Published in Anchorage Daily New on 1.18.2024
By Connie Yoshimura
On January 15, 2024 there were only 180 single family homes for sale. With the average original list price in the last six months of $506,172, there were only 6 homes between $500 and $549,000 for sale. Only three of the six were built after l992 when the 5 star energy rated was adopted. Only one home was built in 2023 and the next youngest was built in 2016. The condo market isn’t fairing much better for buyers. Condos have had a 25% increase in value since 2020. December’s closed average value of $284,06 compares to August’s 2017 value of $196,741. Residential land prices have also skyrocketed. For example, the Girdwood-Turnagain Arm district average sales price has increased 54.27 percent from $132,200 to $203,940. Multi family days on the market have decreased by 49.02 percent to only 26 days on the market.
Select any residential type and the story is much the same. No inventory and skyrocketing prices. And we now know new construction 2023 permits had the lowest total number of new housing starts in decades. It is obvious we can’t just build our way out of this dilemma without significant changes to our Title 21 which takes time for assembly approval even if there is consensus among its members that change is desperately needed.
So what advice can we give to buyers who want to own their own a home? First and foremost, get pre-qualified with a local lender. Alaska is different than the lower 48 and even though those outside quoted rates appear attractive Alaska is a different place when it comes to the nuances on the HUD settlement statement such as escrow hold backs, septic replacements, et cetera. Know your financial limitations compared to your expectations and be prepared to compromise. You may end up selecting an older home but one that comes complete with landscaping, window coverings and appliances—all cost savings when compared to a 2024 brand new build. Mark Twain said “Buy land. They don’t make any more of it.” But buyers beware! Not all land is created equal. A savvy buyer should ask for a four corner staked survey, soils reports, adjacent well depths or the location of public water? Is it at the intersection or in front of the lot? Many older lots may have a water line in the street but not the connection (pigtail) to the lot itself. Condo buyers need to use caution and carefully read the resale certificate. Know your neighbor! As a single person, you may be sharing your water and sewer cost with the large family next door. And don’t assume your shared party wall neighbor is part of the same phased plan. He/she could be living six doors down. So carefully read your resale certificate! The good news is that your utility costs may be deducted from the monthly HOA dues and so you may qualify for a larger unit. In today’s mortgage world, every $100 is important.
Buying a duplex, triplex or fourplex may not be your dream of first time home ownership but that opportunity should not be overlooked. As an owner occupant, your downpayment may be as low as 5% or zero (VA) and you only have to owner occupy the unit for one year before you can rent it out and then are able to purchase a single family home as an owner occupant that almost always has lower mortgage rates and less downpayment than as an non owner occupied investor. Many first time homebuyers buy their single family home first rather than the other way around.

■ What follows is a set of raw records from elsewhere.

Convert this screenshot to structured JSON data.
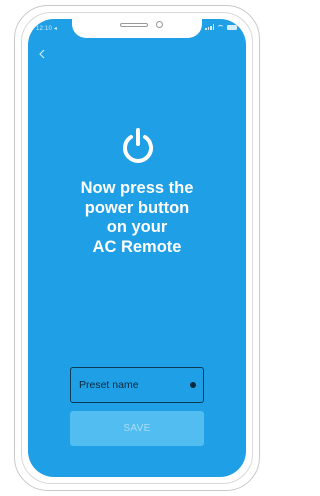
{
  "status_bar": {
    "time": "12:10 ◂"
  },
  "header": {
    "back_icon": "chevron-left-icon"
  },
  "main": {
    "power_icon": "power-icon",
    "headline_lines": [
      "Now press the",
      "power button",
      "on your",
      "AC Remote"
    ]
  },
  "form": {
    "preset_placeholder": "Preset name",
    "save_label": "SAVE"
  },
  "colors": {
    "screen_background": "#1f9fe6",
    "save_button": "#52bdf0",
    "text_on_screen": "#ffffff"
  }
}
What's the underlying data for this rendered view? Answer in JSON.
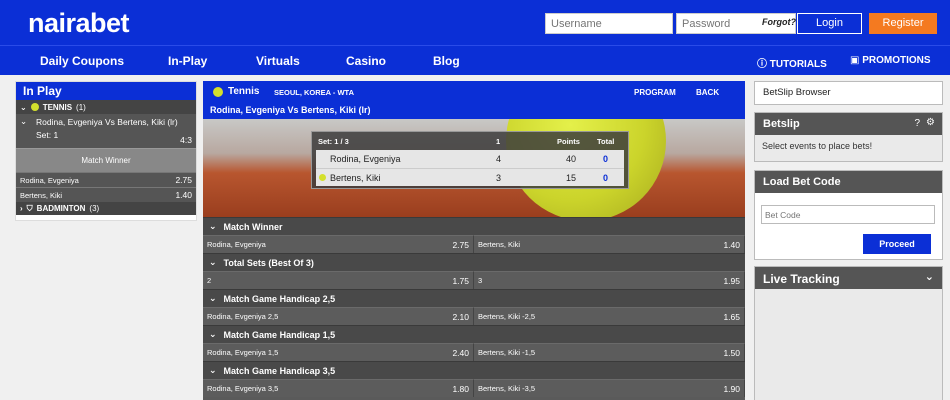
{
  "header": {
    "logo": "nairabet",
    "username_placeholder": "Username",
    "password_placeholder": "Password",
    "forgot": "Forgot?",
    "login": "Login",
    "register": "Register"
  },
  "nav": {
    "items": [
      "Daily Coupons",
      "In-Play",
      "Virtuals",
      "Casino",
      "Blog"
    ],
    "tutorials": "TUTORIALS",
    "promotions": "PROMOTIONS"
  },
  "left": {
    "title": "In Play",
    "sport1": "TENNIS",
    "sport1_count": "(1)",
    "match": "Rodina, Evgeniya Vs Bertens, Kiki (lr)",
    "set": "Set: 1",
    "score": "4:3",
    "market": "Match Winner",
    "rows": [
      {
        "name": "Rodina, Evgeniya",
        "odd": "2.75"
      },
      {
        "name": "Bertens, Kiki",
        "odd": "1.40"
      }
    ],
    "sport2": "BADMINTON",
    "sport2_count": "(3)"
  },
  "center": {
    "sport": "Tennis",
    "location": "SEOUL, KOREA - WTA",
    "program": "PROGRAM",
    "back": "BACK",
    "event": "Rodina, Evgeniya Vs Bertens, Kiki (lr)",
    "score": {
      "set_label": "Set: 1 / 3",
      "col_set": "1",
      "col_points": "Points",
      "col_total": "Total",
      "players": [
        {
          "name": "Rodina, Evgeniya",
          "set": "4",
          "points": "40",
          "total": "0"
        },
        {
          "name": "Bertens, Kiki",
          "set": "3",
          "points": "15",
          "total": "0"
        }
      ]
    },
    "markets": [
      {
        "title": "Match Winner",
        "sel": [
          {
            "name": "Rodina, Evgeniya",
            "odd": "2.75"
          },
          {
            "name": "Bertens, Kiki",
            "odd": "1.40"
          }
        ]
      },
      {
        "title": "Total Sets (Best Of 3)",
        "sel": [
          {
            "name": "2",
            "odd": "1.75"
          },
          {
            "name": "3",
            "odd": "1.95"
          }
        ]
      },
      {
        "title": "Match Game Handicap 2,5",
        "sel": [
          {
            "name": "Rodina, Evgeniya 2,5",
            "odd": "2.10"
          },
          {
            "name": "Bertens, Kiki -2,5",
            "odd": "1.65"
          }
        ]
      },
      {
        "title": "Match Game Handicap 1,5",
        "sel": [
          {
            "name": "Rodina, Evgeniya 1,5",
            "odd": "2.40"
          },
          {
            "name": "Bertens, Kiki -1,5",
            "odd": "1.50"
          }
        ]
      },
      {
        "title": "Match Game Handicap 3,5",
        "sel": [
          {
            "name": "Rodina, Evgeniya 3,5",
            "odd": "1.80"
          },
          {
            "name": "Bertens, Kiki -3,5",
            "odd": "1.90"
          }
        ]
      }
    ]
  },
  "right": {
    "betslip_browser": "BetSlip Browser",
    "betslip": "Betslip",
    "betslip_help": "?",
    "betslip_msg": "Select events to place bets!",
    "load_code": "Load Bet Code",
    "bet_code_placeholder": "Bet Code",
    "proceed": "Proceed",
    "live_tracking": "Live Tracking"
  },
  "colors": {
    "brand": "#0b2fd6",
    "accent": "#f47a20"
  }
}
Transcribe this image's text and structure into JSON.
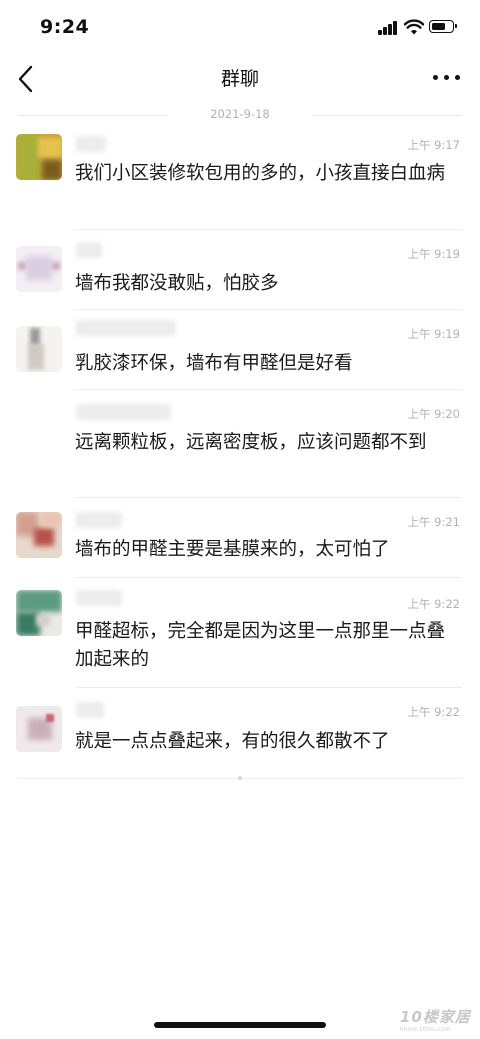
{
  "status_bar": {
    "time": "9:24"
  },
  "nav": {
    "title": "群聊"
  },
  "date_separator": "2021-9-18",
  "messages": [
    {
      "time": "上午 9:17",
      "text": "我们小区装修软包用的多的，小孩直接白血病"
    },
    {
      "time": "上午 9:19",
      "text": "墙布我都没敢贴，怕胶多"
    },
    {
      "time": "上午 9:19",
      "text": "乳胶漆环保，墙布有甲醛但是好看"
    },
    {
      "time": "上午 9:20",
      "text": "远离颗粒板，远离密度板，应该问题都不到"
    },
    {
      "time": "上午 9:21",
      "text": "墙布的甲醛主要是基膜来的，太可怕了"
    },
    {
      "time": "上午 9:22",
      "text": "甲醛超标，完全都是因为这里一点那里一点叠加起来的"
    },
    {
      "time": "上午 9:22",
      "text": "就是一点点叠起来，有的很久都散不了"
    }
  ],
  "watermark": {
    "logo": "10楼家居",
    "url": "home.10lou.com"
  }
}
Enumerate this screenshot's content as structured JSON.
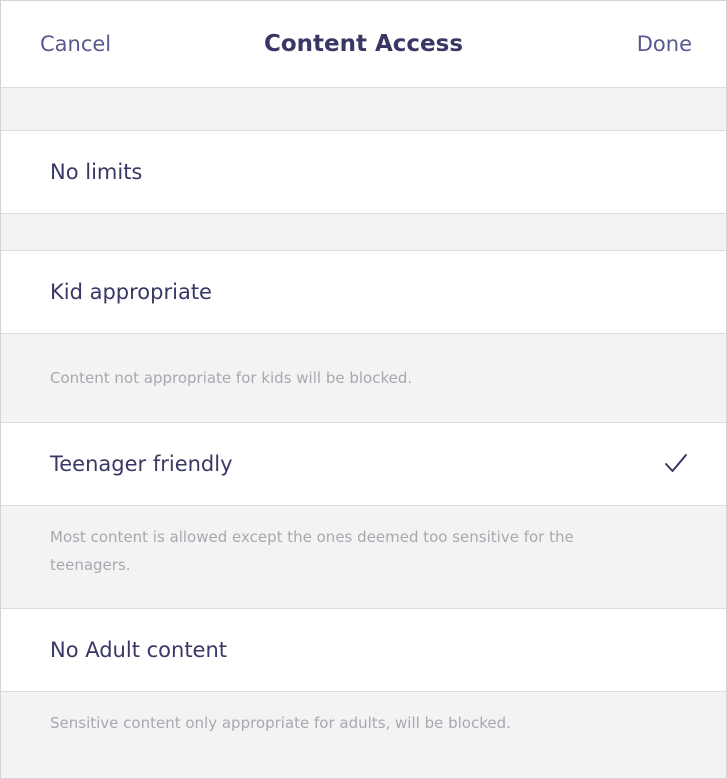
{
  "nav": {
    "cancel_label": "Cancel",
    "title": "Content Access",
    "done_label": "Done"
  },
  "options": [
    {
      "label": "No limits",
      "selected": false,
      "footer": ""
    },
    {
      "label": "Kid appropriate",
      "selected": false,
      "footer": "Content not appropriate for kids will be blocked."
    },
    {
      "label": "Teenager friendly",
      "selected": true,
      "footer": "Most content is allowed except the ones deemed too sensitive for the teenagers."
    },
    {
      "label": "No Adult content",
      "selected": false,
      "footer": "Sensitive content only appropriate for adults, will be blocked."
    }
  ],
  "icons": {
    "selected_marker": "checkmark-icon"
  },
  "colors": {
    "accent": "#59598f",
    "title": "#393865",
    "footer_text": "#a8a8b0",
    "background": "#f3f3f4"
  }
}
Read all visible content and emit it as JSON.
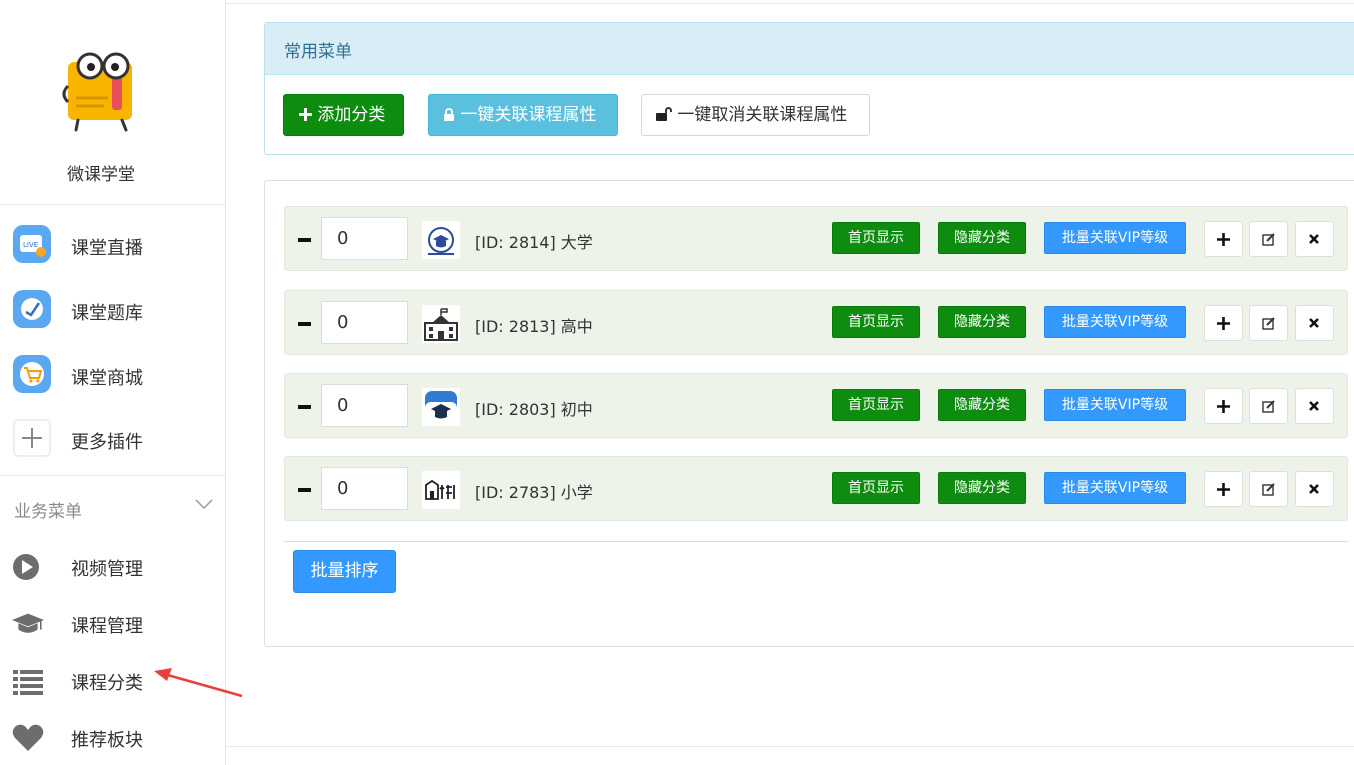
{
  "brand": {
    "name": "微课学堂"
  },
  "plugins": [
    {
      "label": "课堂直播",
      "icon": "live-tv-icon"
    },
    {
      "label": "课堂题库",
      "icon": "question-bank-icon"
    },
    {
      "label": "课堂商城",
      "icon": "shopping-cart-icon"
    },
    {
      "label": "更多插件",
      "icon": "plus-icon"
    }
  ],
  "business_menu": {
    "title": "业务菜单",
    "items": [
      {
        "label": "视频管理",
        "icon": "play-circle-icon"
      },
      {
        "label": "课程管理",
        "icon": "graduation-cap-icon"
      },
      {
        "label": "课程分类",
        "icon": "list-icon"
      },
      {
        "label": "推荐板块",
        "icon": "heart-icon"
      }
    ]
  },
  "toolbar": {
    "title": "常用菜单",
    "add_label": "添加分类",
    "link_label": "一键关联课程属性",
    "unlink_label": "一键取消关联课程属性"
  },
  "categories": [
    {
      "sort": "0",
      "name": "[ID: 2814] 大学",
      "thumb": "university-icon"
    },
    {
      "sort": "0",
      "name": "[ID: 2813] 高中",
      "thumb": "school-building-icon"
    },
    {
      "sort": "0",
      "name": "[ID: 2803] 初中",
      "thumb": "zhongkao-icon"
    },
    {
      "sort": "0",
      "name": "[ID: 2783] 小学",
      "thumb": "primary-school-icon"
    }
  ],
  "row_actions": {
    "home_label": "首页显示",
    "hide_label": "隐藏分类",
    "vip_label": "批量关联VIP等级"
  },
  "batch_sort_label": "批量排序",
  "colors": {
    "green": "#0e8c10",
    "info": "#5bc0de",
    "blue": "#3399ff",
    "panel_head": "#d9edf7",
    "row_bg": "#eef3ea",
    "arrow": "#e8413b"
  }
}
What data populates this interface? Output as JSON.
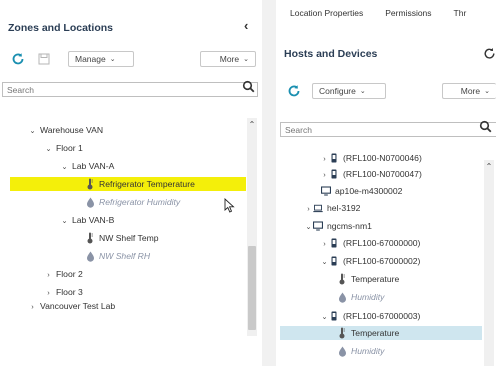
{
  "left_panel": {
    "title": "Zones and Locations",
    "toolbar": {
      "manage_label": "Manage",
      "more_label": "More"
    },
    "search": {
      "placeholder": "Search"
    },
    "tree": [
      {
        "label": "Warehouse VAN",
        "toggle": "⌄",
        "icon": "none",
        "depth": 0
      },
      {
        "label": "Floor 1",
        "toggle": "⌄",
        "icon": "none",
        "depth": 1
      },
      {
        "label": "Lab VAN-A",
        "toggle": "⌄",
        "icon": "none",
        "depth": 2
      },
      {
        "label": "Refrigerator Temperature",
        "toggle": "",
        "icon": "thermometer",
        "depth": 3,
        "state": "selected"
      },
      {
        "label": "Refrigerator Humidity",
        "toggle": "",
        "icon": "droplet",
        "depth": 3,
        "state": "inactive"
      },
      {
        "label": "Lab VAN-B",
        "toggle": "⌄",
        "icon": "none",
        "depth": 2
      },
      {
        "label": "NW Shelf Temp",
        "toggle": "",
        "icon": "thermometer",
        "depth": 3
      },
      {
        "label": "NW Shelf RH",
        "toggle": "",
        "icon": "droplet",
        "depth": 3,
        "state": "inactive"
      },
      {
        "label": "Floor 2",
        "toggle": "›",
        "icon": "none",
        "depth": 1
      },
      {
        "label": "Floor 3",
        "toggle": "›",
        "icon": "none",
        "depth": 1
      },
      {
        "label": "Vancouver Test Lab",
        "toggle": "›",
        "icon": "none",
        "depth": 0
      }
    ]
  },
  "right_panel": {
    "tabs": [
      "Location Properties",
      "Permissions",
      "Thr"
    ],
    "title": "Hosts and Devices",
    "toolbar": {
      "configure_label": "Configure",
      "more_label": "More"
    },
    "search": {
      "placeholder": "Search"
    },
    "tree": [
      {
        "label": "(RFL100-N0700046)",
        "toggle": "›",
        "icon": "device",
        "depth": 2
      },
      {
        "label": "(RFL100-N0700047)",
        "toggle": "›",
        "icon": "device",
        "depth": 2
      },
      {
        "label": "ap10e-m4300002",
        "toggle": "",
        "icon": "monitor",
        "depth": 1
      },
      {
        "label": "hel-3192",
        "toggle": "›",
        "icon": "laptop",
        "depth": 0
      },
      {
        "label": "ngcms-nm1",
        "toggle": "⌄",
        "icon": "monitor",
        "depth": 0
      },
      {
        "label": "(RFL100-67000000)",
        "toggle": "›",
        "icon": "device",
        "depth": 2
      },
      {
        "label": "(RFL100-67000002)",
        "toggle": "⌄",
        "icon": "device",
        "depth": 2
      },
      {
        "label": "Temperature",
        "toggle": "",
        "icon": "thermometer",
        "depth": 3
      },
      {
        "label": "Humidity",
        "toggle": "",
        "icon": "droplet",
        "depth": 3,
        "state": "inactive"
      },
      {
        "label": "(RFL100-67000003)",
        "toggle": "⌄",
        "icon": "device",
        "depth": 2
      },
      {
        "label": "Temperature",
        "toggle": "",
        "icon": "thermometer",
        "depth": 3,
        "state": "selected"
      },
      {
        "label": "Humidity",
        "toggle": "",
        "icon": "droplet",
        "depth": 3,
        "state": "inactive"
      }
    ]
  },
  "colors": {
    "accent_teal": "#1a8fb0",
    "selected_yellow": "#f4ef0a",
    "selected_blue": "#cfe6ef",
    "title_navy": "#2b3e55",
    "muted_text": "#8a93a6"
  }
}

Finally, I am seeing assumptions advertised for sale. I started my investment career buying single family homes with assumptions. And, yes, I did some of them with wrap around deeds of trust held by private escrow companies. But today I have to ask this question: Why would a mortgage investor be willing to allow an assumption on a 3% 30 year fixed mortgage when they could resell the property with a 6% mortgage and double their investment income? The approval of that type of assumption is more likely to occur if it is a VA buyer and seller but buyer/seller caution needs to apply on all assumption transactions. Assumptions that are not approved by the investment lender can usually be called so read the fine print.
None of these cautionary tales takes away from the desire of home ownership. First time buyers, in particular, need to know the risks. Most everyone aspires to home ownership. Just proceed with caution in today’s environment.